Monday, September 10, 2012
The pin oak
Species name: Quercus palustris
Common name: Pin oak
My friend Tanya demanded more native species in my blog, so here we go! Another native tree, just for Tanya. The pin oak is just barely native to Ontario; the native range extends only as far north as my hometown so I guess I should be considered lucky! The native range extends quite far south, as far as Georgia and all the way west to Oklahoma and Kansas. In Ontario this tree is relatively rare except where planted for ornamental value, and it's difficult to say what might happen with climate change. Species ranges are expected to move towards the poles (so in this case, north) but one also has to keep competitive ability in mind before you make those kinds of assumptions. The pin oak is an incredibly poor competitor, especially when it comes to shade and moisture. In the spring, during the seasonal flooding periods, the pin oak is incredibly tolerant of being partially submerged, and opts to set leaves later in the season once the ground is drier. During the growing season, however, the pin oak is very intolerant of standing moisture around the trunk, and any moisture at all towards the base of the tree often leads to severe decay. Unlike most other oaks, the pin oak doesn't have a large taproot that it uses for underground support; instead it has a very shallow root system that stretches over a large area. Once the bottom of the trunk is rotten, the tree no longer has a support system and it is prone to being blown over during any kind of severe weather. This tree is also very shade intolerant; even small shrubs can out-compete this tree for resources when young. It just doesn't seem to have the ability to push up out of the lower canopy, even though the potential height of this tree is 60 feet or more.
I guess this is the first blog post where I have to admit that my plant identification skills are sometimes aided just by the location that I'm in. My hawk-eyed blog readers will notice that there's a post coming out of the ground in front of the tree with an information plaque on the top. All of Western University's campus is an arboretum, which is basically an outdoor museum of living plants. It's not quite a botanical garden, since botanical gardens often have public greenhouses associated with them (we don't), but they also have ALL plants labelled to the species level. At Western, it's only the trees that have labels, not all plants. The label contains the common name, the species name, the family that the species is in, and soon will have information about whether or not the tree is native, and whether or not the tree is considered invasive. It's incredibly convenient being able to walk around campus and learn about plant identification; you can actually walk up to the trees and touch them, smell them, feel their bark, break open young twigs to see what colour they are, etc.

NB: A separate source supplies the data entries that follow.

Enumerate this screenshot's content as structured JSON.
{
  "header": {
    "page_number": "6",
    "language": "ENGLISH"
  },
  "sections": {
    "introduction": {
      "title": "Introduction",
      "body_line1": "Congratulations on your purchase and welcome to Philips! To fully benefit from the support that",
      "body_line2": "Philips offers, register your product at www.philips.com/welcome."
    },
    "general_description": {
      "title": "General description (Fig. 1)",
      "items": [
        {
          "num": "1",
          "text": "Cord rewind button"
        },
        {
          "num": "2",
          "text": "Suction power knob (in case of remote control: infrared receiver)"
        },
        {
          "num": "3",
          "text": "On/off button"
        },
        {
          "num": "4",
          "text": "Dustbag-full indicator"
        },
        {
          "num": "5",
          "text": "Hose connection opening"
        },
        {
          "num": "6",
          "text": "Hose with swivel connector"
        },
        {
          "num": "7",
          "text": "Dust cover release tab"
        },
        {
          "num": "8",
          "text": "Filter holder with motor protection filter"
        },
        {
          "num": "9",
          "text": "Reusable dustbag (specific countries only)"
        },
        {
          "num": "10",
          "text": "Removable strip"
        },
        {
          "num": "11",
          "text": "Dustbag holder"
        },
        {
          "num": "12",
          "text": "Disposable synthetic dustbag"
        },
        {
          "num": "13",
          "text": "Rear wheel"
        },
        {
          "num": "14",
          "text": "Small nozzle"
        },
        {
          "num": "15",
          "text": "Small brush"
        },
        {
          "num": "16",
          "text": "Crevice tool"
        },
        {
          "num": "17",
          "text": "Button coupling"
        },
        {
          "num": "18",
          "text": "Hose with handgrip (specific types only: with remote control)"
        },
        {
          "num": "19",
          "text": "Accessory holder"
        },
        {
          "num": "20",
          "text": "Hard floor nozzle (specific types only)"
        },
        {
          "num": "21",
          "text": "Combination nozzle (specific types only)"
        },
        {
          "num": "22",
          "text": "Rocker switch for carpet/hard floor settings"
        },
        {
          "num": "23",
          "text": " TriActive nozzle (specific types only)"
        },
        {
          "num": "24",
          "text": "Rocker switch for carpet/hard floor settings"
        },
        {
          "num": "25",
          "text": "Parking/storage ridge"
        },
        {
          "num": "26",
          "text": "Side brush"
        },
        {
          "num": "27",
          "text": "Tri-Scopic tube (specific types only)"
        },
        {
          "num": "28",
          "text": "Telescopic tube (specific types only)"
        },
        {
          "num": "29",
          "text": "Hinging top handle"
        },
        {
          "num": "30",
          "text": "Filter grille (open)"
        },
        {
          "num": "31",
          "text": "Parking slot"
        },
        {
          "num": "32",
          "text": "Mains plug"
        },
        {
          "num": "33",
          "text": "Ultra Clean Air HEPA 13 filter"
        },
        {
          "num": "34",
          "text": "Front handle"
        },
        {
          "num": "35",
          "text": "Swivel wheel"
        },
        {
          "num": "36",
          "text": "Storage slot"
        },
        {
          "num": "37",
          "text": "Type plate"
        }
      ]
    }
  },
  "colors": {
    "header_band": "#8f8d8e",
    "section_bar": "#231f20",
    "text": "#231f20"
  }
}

It's also incredibly helpful to be able to see a tree through the seasons, which can also help with remembering names of trees.
But back to the pin oak!
The uses of pin oak are many aside from the ornamental value of this plant. The pin oak is actually one of the many reasons why we now have an entire field of work called "forensic botany"! Sometimes the pin oak is sold as lumber under the name "red oak," which as you know is a completely different species. If it stopped there, then I wouldn't really see a problem. But in reality the wood of the pin oak is much weaker compared to the red oak, has much less of a desirable colour and grain pattern, and has many, many more knots in the wood than a red oak would. Using this species in place of red oak could lead to disastrous consequences, depending on the intended purpose of the wood. The best use of pin oak wood is as firewood, or to make wooden pins for building construction (where the common name probably originates). It is also a medicinal plant, having been used historically in a tea used to treat intestinal and abdominal pain.